I call it the “loneliness loop.” When we decide to stay in the familiar discomfort of past events, this can create depression, disconnection, and prolonged stagnation in our lives. It’s like the purgatory I described when I was in my 5-year divorce. Your life doesn’t progress but instead, you keep yourself in life limbo. And the longer you stay there the harder it is to get out.
PAST FOCUS = DEPRESSION AND ANXIETY
In a 2017 study with 372 participants, from UK psychologists, participants were asked to complete a Temporal Focus Survey designed to measure the effects of being focused on the past, present and future.
They were grouped into 5 categories; those who were focused in the past, present and future, those with multiple focus and those not focused on any particular times at all. The most significant mental health response was with the group focused on the past.
Turns out that the group most focused on the past had the worst mental health. In fact, they suffered the most from depression and anxiety. This study proved what Gurus have known for thousands of years, if you live in the past you create your own suffering.
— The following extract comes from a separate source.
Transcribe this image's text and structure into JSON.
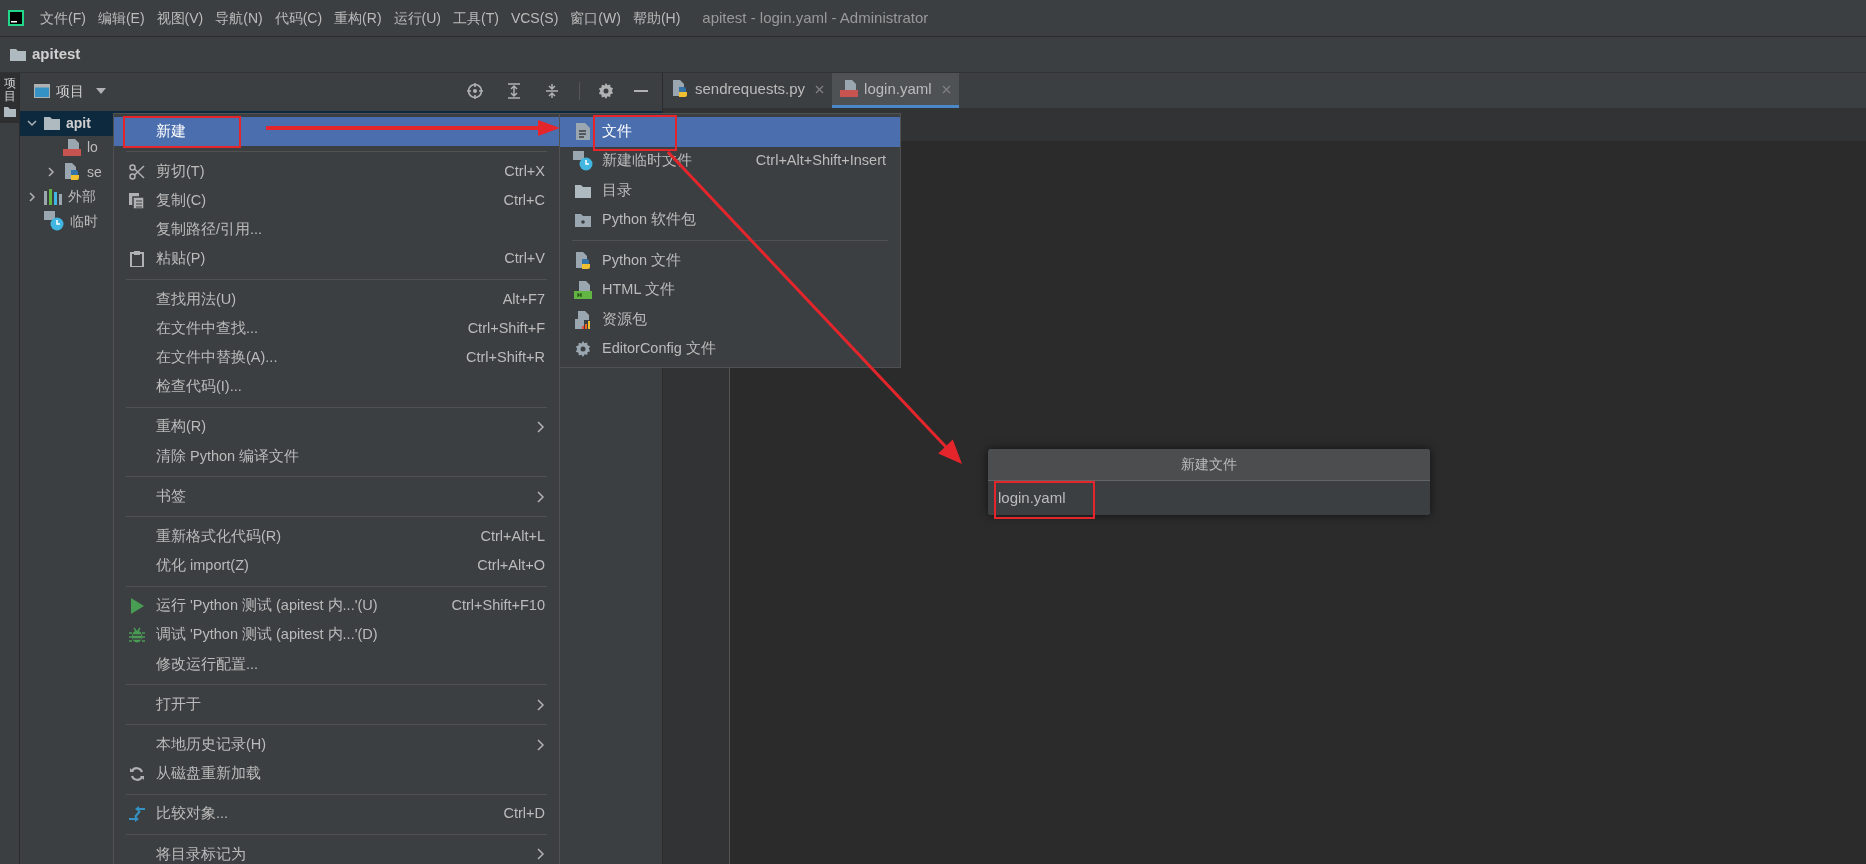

This brings me back to the question I ask myself, why am I missing home so much? And why am I so focused on this one neighborhood as the be-all and end-all of where I was most content? Remember all the conflict, tension and stress as well. How can you forget that?
Am I really missing home? The actual neighborhood or the feeling of belonging to something significant? Something grounded like a neighborhood, trees, and beach are perfect examples of the need to be connected to mother earth. I do miss that part in my quest to find my new place. Perhaps it’s just because I’m not happy where I am now. Perhaps I’m at a place in my life where my definition of home is changing again.
MY QUEST TO FIND MY PLACE
I can’t deny that I have found myself saying that, “the happiest time of my life was when I was a full-time mother when my children were small.” And I catch myself and notice how this dialogue has hindered me from finding my new happy rhythm and yes, it’s true, I become more melancholy when I’m reminiscing. Just like the study said.
I remind myself that it’s just a story and I have the power to change my mindset. So, I switch it around and start telling myself that I’m happy in my new life, with the new freedom and unlimited opportunities I have. It’s all true.
And, then there is my old neighborhood with the beach and boardwalk that I took evening walks on. The steep streets perfect for those power walks. My favorite local café and community theatre. The friendly barbershop my kids had their first haircuts in. Big Sigh. Then I remember something my therapist told me.
In all her wisdom, this one phrase hit a deep feeling nerve and it’s been my guiding light since. In my quest to find my place again and my struggle to stay in the present and resist missing home, I am reminded that “I am home” and that I can create that same feeling of security, connection to community and love of my life where ever I am. #truth